Das Singende, Klingende Bäumchen
“The following program will terrify anyone who remembers how BBC Children’s TV decided bizarre East German fairy tales were good for us. But everyone else needs to know why so many are still suffering the consequences.”–2002 BBC Radio broadcast reminiscing about The Singing Ringing Tree
DIRECTED BY: Francesco Stefani
FEATURING: Christel Bodenstein, Eckart Dux, Richard Krüger, Charles Hans Vogt
PLOT: A handsome prince journeys to a foreign kingdom to seek the hand of an arrogant princess, but she refuses his gift and demands he bring her the legendary singing ringing tree instead. The prince discovers the tree in a magical kingdom ruled over by a mischievous dwarf, who tells him he can have the tree, but it will not sing until the princess loves him. Later, an unwise wish turns the prince into a bear, and he abducts the princess and takes her to live with him.
- Film adaptations of old folktales were a popular genre in Warsaw Pact countries during the Cold War, but the genre was seldom attempted in the West, excepting Disney-style animated films that smoothed out the rough edges of the stories. In East Germany these movies were collectively known as “Märchenfilme.”
- The Singing Ringing Tree is clearly in the Brothers’ Grimm style but is not based on a single source. The title is similar to a Grimm tale translated as “The Singing, Springing Lark.”
- The colorful, artificial storybook look crafted by art director Erich Zander is a huge part of the film’s success. Zander began his career working as a co-art director with Paul Leni in the early 1920s, before the Expressionist titan became a director and emigrated to Hollywood.
- Das Singende, Klingende Bäumchen was the 11th highest grossing film ever made in East Germany.
- The Singing Ringing Tree achieved international prominence when it was broadcast by the BBC in 1964 with English language voiceover narration as an installment in the series “Tales from Europe.” It became a staple of British children’s programming and was screened as late as the 1990s. The broadcasts were so memorably strange and scarring they were parodied four decades later by “The Fast Show” as “Ton Swingingen Ringingen Bingingen Plingingen Tingingen Plinkingen Plonkingen Boingingen Tree.”
- A sound sculpture erected by architects Mike Tonkin and Anna Liu in Burnley, Lancashire, England in 2006 is named “The Singing Ringing Tree” in tribute to this movie.
INDELIBLE IMAGE: The Singing Ringing Tree offers brilliantly hued proto-psychedelic sets, a despondent prince trapped in a darling fuzzy bear suit, and an evil dwarf with arched eyebrows prancing through a magical Expressionist kingdom, but the unforgettable image has to be the giant mechanical goldfish.
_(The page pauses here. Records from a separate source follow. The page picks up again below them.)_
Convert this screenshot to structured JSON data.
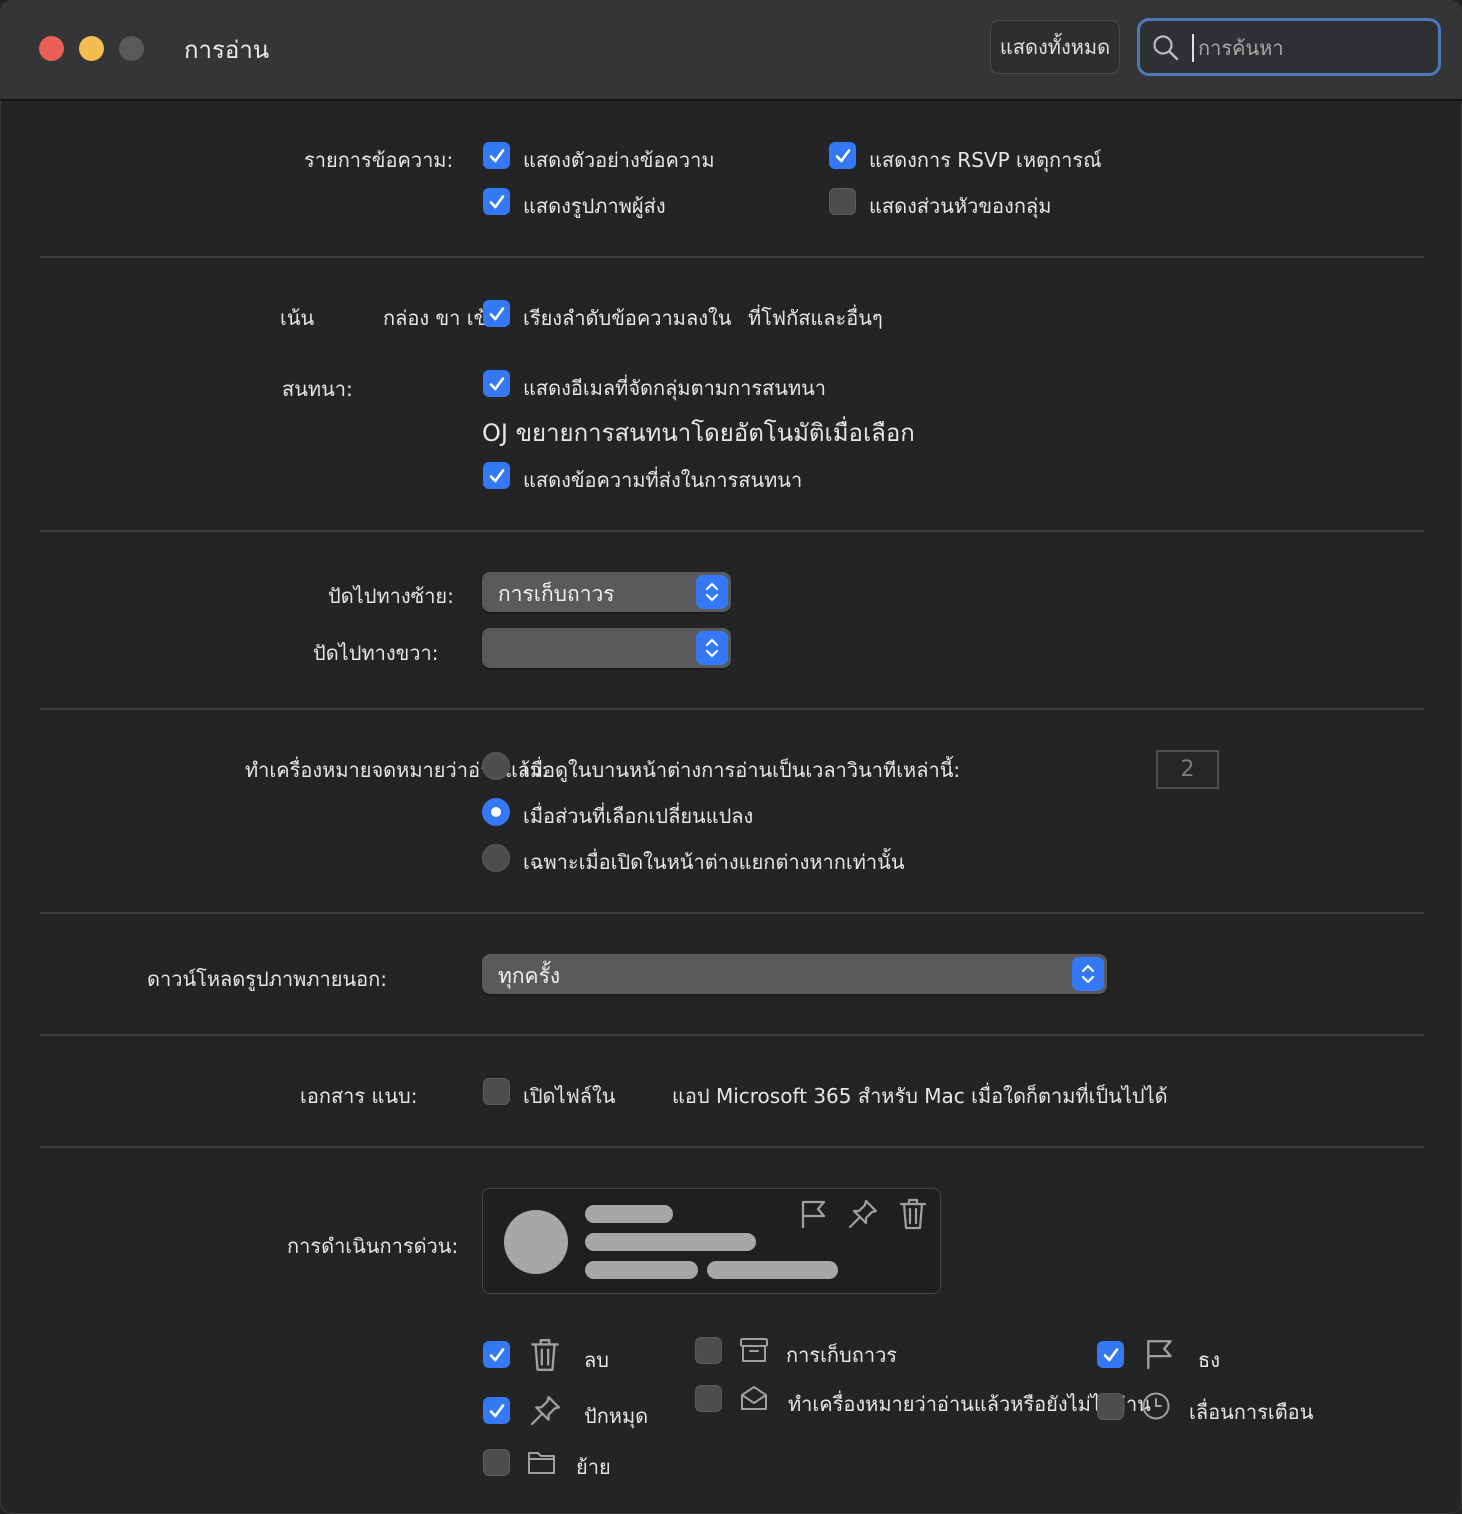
{
  "window": {
    "title": "การอ่าน",
    "show_all": "แสดงทั้งหมด",
    "search_placeholder": "การค้นหา"
  },
  "message_list": {
    "label": "รายการข้อความ:",
    "options": [
      {
        "label": "แสดงตัวอย่างข้อความ",
        "checked": true
      },
      {
        "label": "แสดงการ RSVP เหตุการณ์",
        "checked": true
      },
      {
        "label": "แสดงรูปภาพผู้ส่ง",
        "checked": true
      },
      {
        "label": "แสดงส่วนหัวของกลุ่ม",
        "checked": false
      }
    ]
  },
  "focused": {
    "label_a": "เน้น",
    "label_b": "กล่อง ขา เข้า",
    "option_a": "เรียงลำดับข้อความลงใน",
    "option_b": "ที่โฟกัสและอื่นๆ",
    "checked": true
  },
  "conversations": {
    "label": "สนทนา:",
    "options": [
      {
        "label": "แสดงอีเมลที่จัดกลุ่มตามการสนทนา",
        "checked": true
      },
      {
        "label": "OJ ขยายการสนทนาโดยอัตโนมัติเมื่อเลือก"
      },
      {
        "label": "แสดงข้อความที่ส่งในการสนทนา",
        "checked": true
      }
    ]
  },
  "swipe": {
    "left_label": "ปัดไปทางซ้าย:",
    "left_value": "การเก็บถาวร",
    "right_label": "ปัดไปทางขวา:",
    "right_value": ""
  },
  "mark_read": {
    "label": "ทำเครื่องหมายจดหมายว่าอ่านแล้ว:",
    "options": [
      {
        "label": "เมื่อดูในบานหน้าต่างการอ่านเป็นเวลาวินาทีเหล่านี้:",
        "selected": false
      },
      {
        "label": "เมื่อส่วนที่เลือกเปลี่ยนแปลง",
        "selected": true
      },
      {
        "label": "เฉพาะเมื่อเปิดในหน้าต่างแยกต่างหากเท่านั้น",
        "selected": false
      }
    ],
    "seconds": "2"
  },
  "external_images": {
    "label": "ดาวน์โหลดรูปภาพภายนอก:",
    "value": "ทุกครั้ง"
  },
  "attachments": {
    "label": "เอกสาร แนบ:",
    "option_a": "เปิดไฟล์ใน",
    "option_b": "แอป Microsoft 365 สำหรับ Mac เมื่อใดก็ตามที่เป็นไปได้",
    "checked": false
  },
  "quick_actions": {
    "label": "การดำเนินการด่วน:",
    "preview_icons": [
      "flag-icon",
      "pin-icon",
      "trash-icon"
    ],
    "items": [
      {
        "label": "ลบ",
        "icon": "trash-icon",
        "checked": true
      },
      {
        "label": "การเก็บถาวร",
        "icon": "archive-icon",
        "checked": false
      },
      {
        "label": "ธง",
        "icon": "flag-icon",
        "checked": true
      },
      {
        "label": "ปักหมุด",
        "icon": "pin-icon",
        "checked": true
      },
      {
        "label": "ทำเครื่องหมายว่าอ่านแล้วหรือยังไม่ได้อ่าน",
        "icon": "envelope-open-icon",
        "checked": false
      },
      {
        "label": "เลื่อนการเตือน",
        "icon": "clock-icon",
        "checked": false
      },
      {
        "label": "ย้าย",
        "icon": "folder-icon",
        "checked": false
      }
    ]
  },
  "colors": {
    "accent": "#3478f6",
    "close": "#ec5f57",
    "minimize": "#f3be4f",
    "background": "#242427"
  }
}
A half-functioning robot made out of wire and paper mâché, the goldfish looks like God’s rejected first draft of a sea monster. Eerily, only three parts of him move—his lips, his eyes, and his tail—yet, despite the fact that he was obviously birthed from a nightmare, the Princess finds him to be an adorable companion.
WHAT MAKES IT WEIRD: The authentically semi-coherent fairy tale plotting, combined with art direction that’s simultaneously lush and cheesy, create a world that’s defiantly different than the one we know. It’s a rose-colored, romanticized view of the Dark Ages glimpsed through a hole in the Iron Curtain. The Singing Ringing Tree is known in former East Germany (where it was a blockbuster hit in the 1950s) and Britain (where it became a cult item through TV screenings in the 1960s), but this spectacular curiosity still needs to be brought to the attention of the rest of the world.
Clip from The Singing Ringing Tree
COMMENTS: With its obscure Teutonic magic, its timeless kingdoms and mysterious faerie folk, its poetic transformations of princes into bears Continue reading 155. THE SINGING RINGING TREE (1957)